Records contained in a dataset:
============================================================

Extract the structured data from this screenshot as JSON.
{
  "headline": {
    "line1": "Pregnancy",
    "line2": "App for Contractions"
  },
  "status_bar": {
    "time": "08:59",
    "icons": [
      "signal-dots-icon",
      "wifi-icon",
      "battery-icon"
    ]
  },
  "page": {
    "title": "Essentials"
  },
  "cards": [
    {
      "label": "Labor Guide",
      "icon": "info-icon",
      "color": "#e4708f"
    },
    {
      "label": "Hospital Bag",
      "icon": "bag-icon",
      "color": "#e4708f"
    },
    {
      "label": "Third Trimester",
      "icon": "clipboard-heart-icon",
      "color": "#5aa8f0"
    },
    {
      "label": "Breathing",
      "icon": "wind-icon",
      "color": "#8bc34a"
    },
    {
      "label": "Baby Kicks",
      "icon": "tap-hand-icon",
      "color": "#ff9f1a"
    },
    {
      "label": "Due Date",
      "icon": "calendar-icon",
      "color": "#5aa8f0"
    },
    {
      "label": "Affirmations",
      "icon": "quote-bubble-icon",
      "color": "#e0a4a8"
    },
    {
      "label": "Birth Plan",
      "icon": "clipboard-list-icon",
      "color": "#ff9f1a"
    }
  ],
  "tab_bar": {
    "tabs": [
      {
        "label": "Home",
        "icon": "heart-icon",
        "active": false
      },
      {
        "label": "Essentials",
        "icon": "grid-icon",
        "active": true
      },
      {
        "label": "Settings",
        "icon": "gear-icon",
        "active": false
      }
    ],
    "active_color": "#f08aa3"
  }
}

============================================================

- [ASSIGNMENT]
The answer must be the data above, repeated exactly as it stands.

- [RESPONSE TO THE EXERCISE]
Extract the structured data from this screenshot as JSON.
{
  "headline": {
    "line1": "Pregnancy",
    "line2": "App for Contractions"
  },
  "status_bar": {
    "time": "08:59",
    "icons": [
      "signal-dots-icon",
      "wifi-icon",
      "battery-icon"
    ]
  },
  "page": {
    "title": "Essentials"
  },
  "cards": [
    {
      "label": "Labor Guide",
      "icon": "info-icon",
      "color": "#e4708f"
    },
    {
      "label": "Hospital Bag",
      "icon": "bag-icon",
      "color": "#e4708f"
    },
    {
      "label": "Third Trimester",
      "icon": "clipboard-heart-icon",
      "color": "#5aa8f0"
    },
    {
      "label": "Breathing",
      "icon": "wind-icon",
      "color": "#8bc34a"
    },
    {
      "label": "Baby Kicks",
      "icon": "tap-hand-icon",
      "color": "#ff9f1a"
    },
    {
      "label": "Due Date",
      "icon": "calendar-icon",
      "color": "#5aa8f0"
    },
    {
      "label": "Affirmations",
      "icon": "quote-bubble-icon",
      "color": "#e0a4a8"
    },
    {
      "label": "Birth Plan",
      "icon": "clipboard-list-icon",
      "color": "#ff9f1a"
    }
  ],
  "tab_bar": {
    "tabs": [
      {
        "label": "Home",
        "icon": "heart-icon",
        "active": false
      },
      {
        "label": "Essentials",
        "icon": "grid-icon",
        "active": true
      },
      {
        "label": "Settings",
        "icon": "gear-icon",
        "active": false
      }
    ],
    "active_color": "#f08aa3"
  }
}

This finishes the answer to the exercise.